“I’d been spending a lot of time in the Bay Area checking out places like Smuggler’s Cove (in San Francisco),” Simpson said. “Alameda had Forbidden Island. I’ve been in Sacramento for a lot of years and nobody had really delved into this. I thought it would be a real good fit.”
True to tiki form, Rum Rok is a dimly lit spot with plenty of bamboo fixtures, bartenders sporting Hawaiian shirts and leis, and many bottles of rum. Rum Rok’s drink program was developed by Elliott Ames, who works as a cocktail and marketing consultant for Simpson. It includes such tiki standards as the mai tai and zombie, and time-honored drinks beyond the tiki realm such as sazeracs and Moscow mules.
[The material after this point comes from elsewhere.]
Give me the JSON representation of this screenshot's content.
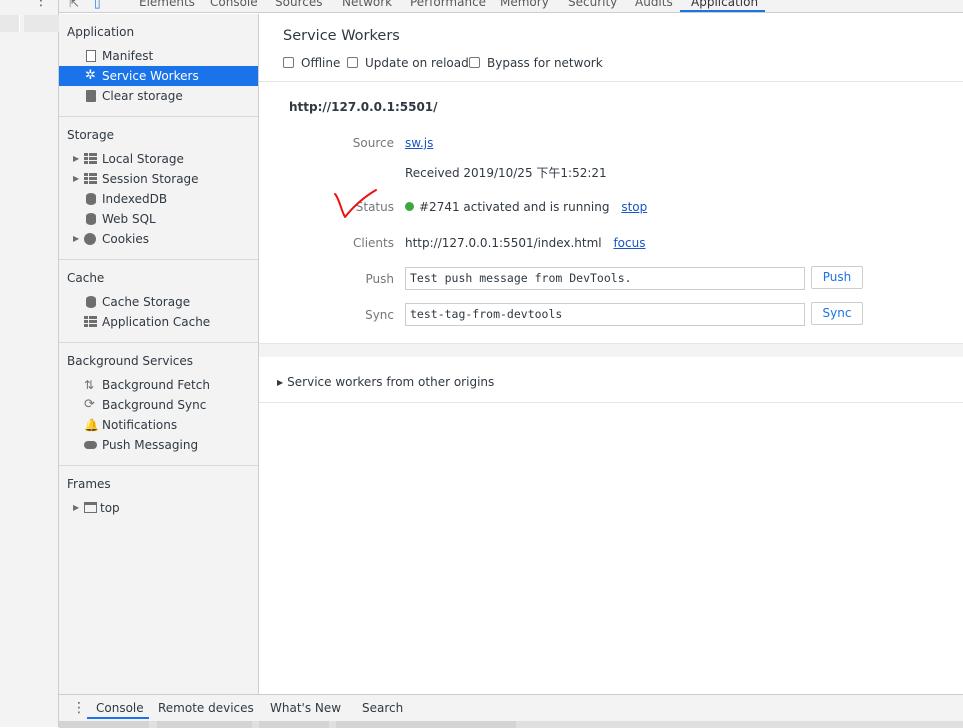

“We want to be a neighborhood bar that focuses on tiki, but we’ll serve whatever you like,” said Ames, on a recent evening as Bob Marley played on Rum Rok’s sound system.
The bar’s neighbors include Gov. Jerry Brown, who moved into the historic Governor’s Mansion at 1526 H St. about a week after Rum Rok’s grand opening. That means the bar will have to keep its outside partying down – no drinking will be allowed on Rum Rok’s patio after 10 p.m. Sundays through Wednesdays, and the festivities have to move indoors once the clock hits midnight Thursdays through Saturdays.
Before transforming into Rum Rok, the building housed a string of nightclubs including Avalon, Splash and Nex. Rum Rok occupies about one-third of the building’s total 8,750 square feet. Plans for the remaining vacant space have not been finalized, Simpson said.
But for now, another round of mai tais.
“It’s a small room, a neighborhood bar with a tropical twist,” Simpson said. “We’d been seeing all those folks enjoying those (tiki) nights at Red Rabbit and Tank House and are expanding on that. We felt nobody had committed fully to the tiki concept.”